Good results but slightly deceiving. Spur’s had countless chances to score against Swansea and due to three or four very key injuries (including Bale and Walker) the match was a draw. The 3-2 victory against Sunderland was utter domination and the opposition were incredibly lucky with their goals.
I think the key here is a draw away to Chelsea in which both teams were even, yet Spur’s looked to have an edge. Then the 5-0 victory against Aston Villa showed this tactics full effectiveness.
Goals scored: 15 (2.5 per game)
Goals conceded: 4 (0.67 per game)
Shots on target for: 7.17 per game
Shots on target against: 1.5 per game
Clear cut chances for: 1.83 per game
Clear cut chances against: 0.67 per game
Half chances for: 3.5 per game
Half chances against: 1 per game
Ball possession average: 58.67%
Very impressive statistics, this tactic matched the highest amount of goals scored, provided plenty of chances and is the second best in terms of possession, second only to Poobington’s 3-4-3. You can compare these stats to other tactics in the FM13 Tactics Index table, this is used to compare the stats from all our reviews.
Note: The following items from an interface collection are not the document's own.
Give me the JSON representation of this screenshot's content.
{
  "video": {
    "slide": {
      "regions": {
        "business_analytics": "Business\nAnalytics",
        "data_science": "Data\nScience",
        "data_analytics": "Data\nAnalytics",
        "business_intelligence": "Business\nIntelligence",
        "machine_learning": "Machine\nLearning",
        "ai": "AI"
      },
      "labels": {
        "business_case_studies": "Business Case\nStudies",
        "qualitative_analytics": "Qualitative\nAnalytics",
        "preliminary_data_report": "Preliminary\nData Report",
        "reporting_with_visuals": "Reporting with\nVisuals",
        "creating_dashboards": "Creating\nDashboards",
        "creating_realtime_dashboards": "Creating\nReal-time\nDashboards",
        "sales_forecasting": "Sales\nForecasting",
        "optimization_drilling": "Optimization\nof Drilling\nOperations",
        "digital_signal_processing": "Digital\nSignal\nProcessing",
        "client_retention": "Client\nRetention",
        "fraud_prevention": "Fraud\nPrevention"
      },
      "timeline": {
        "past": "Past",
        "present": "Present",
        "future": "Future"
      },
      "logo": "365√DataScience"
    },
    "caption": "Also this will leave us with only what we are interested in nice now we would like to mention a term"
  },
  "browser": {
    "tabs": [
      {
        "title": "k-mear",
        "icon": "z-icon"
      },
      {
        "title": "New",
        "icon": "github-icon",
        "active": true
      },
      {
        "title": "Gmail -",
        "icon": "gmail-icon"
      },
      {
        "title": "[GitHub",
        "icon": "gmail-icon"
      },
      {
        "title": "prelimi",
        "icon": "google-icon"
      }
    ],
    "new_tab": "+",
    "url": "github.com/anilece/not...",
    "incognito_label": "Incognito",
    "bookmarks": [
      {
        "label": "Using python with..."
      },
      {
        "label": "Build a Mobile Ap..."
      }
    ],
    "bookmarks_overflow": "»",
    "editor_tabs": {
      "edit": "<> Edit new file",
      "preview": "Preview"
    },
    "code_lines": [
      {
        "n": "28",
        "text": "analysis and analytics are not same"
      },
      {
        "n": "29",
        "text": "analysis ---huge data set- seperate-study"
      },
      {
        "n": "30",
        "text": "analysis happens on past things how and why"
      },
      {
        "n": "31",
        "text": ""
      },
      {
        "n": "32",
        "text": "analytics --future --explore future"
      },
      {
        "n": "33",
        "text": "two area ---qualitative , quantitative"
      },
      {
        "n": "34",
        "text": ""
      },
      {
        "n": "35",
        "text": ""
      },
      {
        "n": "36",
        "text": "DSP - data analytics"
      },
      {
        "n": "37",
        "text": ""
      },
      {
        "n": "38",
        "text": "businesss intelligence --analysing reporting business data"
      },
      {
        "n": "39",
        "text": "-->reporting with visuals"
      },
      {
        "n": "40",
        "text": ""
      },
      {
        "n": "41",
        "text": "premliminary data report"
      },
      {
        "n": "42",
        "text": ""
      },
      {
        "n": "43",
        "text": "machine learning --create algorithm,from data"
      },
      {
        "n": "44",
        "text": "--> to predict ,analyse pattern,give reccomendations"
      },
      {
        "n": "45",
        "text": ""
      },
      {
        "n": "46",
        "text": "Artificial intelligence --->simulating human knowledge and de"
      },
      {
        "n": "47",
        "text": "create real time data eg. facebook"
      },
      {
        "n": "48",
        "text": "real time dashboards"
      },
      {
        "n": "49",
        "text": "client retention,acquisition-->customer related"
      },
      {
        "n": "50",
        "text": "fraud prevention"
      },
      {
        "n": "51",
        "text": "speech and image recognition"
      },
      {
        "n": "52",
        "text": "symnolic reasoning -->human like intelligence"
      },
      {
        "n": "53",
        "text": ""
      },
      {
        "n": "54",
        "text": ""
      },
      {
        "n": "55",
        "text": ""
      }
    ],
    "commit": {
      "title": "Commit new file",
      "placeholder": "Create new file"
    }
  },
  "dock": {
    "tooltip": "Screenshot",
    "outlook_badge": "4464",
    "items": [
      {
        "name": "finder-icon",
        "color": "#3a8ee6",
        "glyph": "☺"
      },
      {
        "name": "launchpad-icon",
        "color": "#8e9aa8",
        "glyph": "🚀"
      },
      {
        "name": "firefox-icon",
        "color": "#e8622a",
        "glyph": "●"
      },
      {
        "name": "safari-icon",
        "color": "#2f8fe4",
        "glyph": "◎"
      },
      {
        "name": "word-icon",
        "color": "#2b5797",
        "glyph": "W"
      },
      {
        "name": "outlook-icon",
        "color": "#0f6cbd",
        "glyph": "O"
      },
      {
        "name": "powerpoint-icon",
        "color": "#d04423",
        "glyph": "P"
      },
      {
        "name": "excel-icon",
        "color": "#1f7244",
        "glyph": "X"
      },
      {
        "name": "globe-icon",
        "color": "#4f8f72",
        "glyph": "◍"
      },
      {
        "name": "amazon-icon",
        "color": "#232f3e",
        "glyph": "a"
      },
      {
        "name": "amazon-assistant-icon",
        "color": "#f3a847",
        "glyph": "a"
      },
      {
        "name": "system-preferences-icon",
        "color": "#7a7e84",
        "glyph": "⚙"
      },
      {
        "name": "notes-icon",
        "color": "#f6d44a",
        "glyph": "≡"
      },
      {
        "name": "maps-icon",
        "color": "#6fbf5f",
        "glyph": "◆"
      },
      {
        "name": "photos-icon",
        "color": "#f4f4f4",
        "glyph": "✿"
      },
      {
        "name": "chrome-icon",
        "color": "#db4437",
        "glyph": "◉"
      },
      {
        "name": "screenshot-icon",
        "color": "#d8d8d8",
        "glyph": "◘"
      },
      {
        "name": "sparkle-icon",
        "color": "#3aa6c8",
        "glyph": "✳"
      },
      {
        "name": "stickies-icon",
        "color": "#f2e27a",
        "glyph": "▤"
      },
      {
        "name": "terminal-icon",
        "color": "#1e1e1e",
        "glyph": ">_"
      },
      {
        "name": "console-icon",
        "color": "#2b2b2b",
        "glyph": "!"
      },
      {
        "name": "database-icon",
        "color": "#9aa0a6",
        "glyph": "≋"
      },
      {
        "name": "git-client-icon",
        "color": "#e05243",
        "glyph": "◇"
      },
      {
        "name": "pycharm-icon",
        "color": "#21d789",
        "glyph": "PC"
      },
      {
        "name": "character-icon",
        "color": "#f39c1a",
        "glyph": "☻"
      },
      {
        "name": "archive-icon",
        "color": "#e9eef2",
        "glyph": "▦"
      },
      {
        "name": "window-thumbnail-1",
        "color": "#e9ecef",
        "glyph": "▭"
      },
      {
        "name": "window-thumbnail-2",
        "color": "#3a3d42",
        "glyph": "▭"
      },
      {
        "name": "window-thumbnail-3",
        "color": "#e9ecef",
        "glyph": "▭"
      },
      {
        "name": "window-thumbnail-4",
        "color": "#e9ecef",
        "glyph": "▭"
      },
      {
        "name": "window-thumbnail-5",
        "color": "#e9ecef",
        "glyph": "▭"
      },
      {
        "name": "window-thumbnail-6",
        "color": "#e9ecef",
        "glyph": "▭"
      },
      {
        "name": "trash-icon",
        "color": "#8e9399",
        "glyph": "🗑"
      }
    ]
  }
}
Now lets analyse the main pro’s and con’s of Screwby’s 4-2-3-1.
Exceptional ball retention
Amazing link up play, leading to attractive Football
Fantastic unity between MC’s and defence, they just pass the ball back and forth, never panicking (see screenshot below.)
Can be caught out with balls over the top (seen rarely though.)
Without a quality AMC and self assured MC’s retaining possession will be difficult.
Forward four can dwell on the ball a little too much, almost like Barcelona.
This system is very specific, its so organised because all the individual player instructions are set for a reason by Screwby. In as much I would struggle to recommend tweaks without testing the effect of those tweaks first. However, I will mention that Screwby asked me to lower his DC’s closing down to the first step of ‘stand off more’, at the moment they are set to ‘own half’, unfortunately I’d already tested the tactic before this request.
FM 2013 Tactic Download
Download the 4-2-3-1 FM 2013 tactic by clicking on the image below:
After downloading the tactic follow these simple steps to install it in FM 2013:
1. Put the downloaded file into this folder: Documents>Sports Interactive>Football Manager 2013>tactics
2. Start your game and go to your team’s tactics screen.
3. Click on the little arrow located to the right of your starting tactic name, move your mouse cursor over “archived tactics” and select this tactic from the menu.
Well another great FM13 tactic tested and onto the next one, over to Johnny. But until then I hope you enjoyed this review and encourage you to comment below, thanks for reading.
Please note We won’t be taking any more entries from you at this point because we already have plenty of tactics on the waiting list. Here’s what’s coming up:
1. Ryan Daly
2. Aleksandar Kiselinov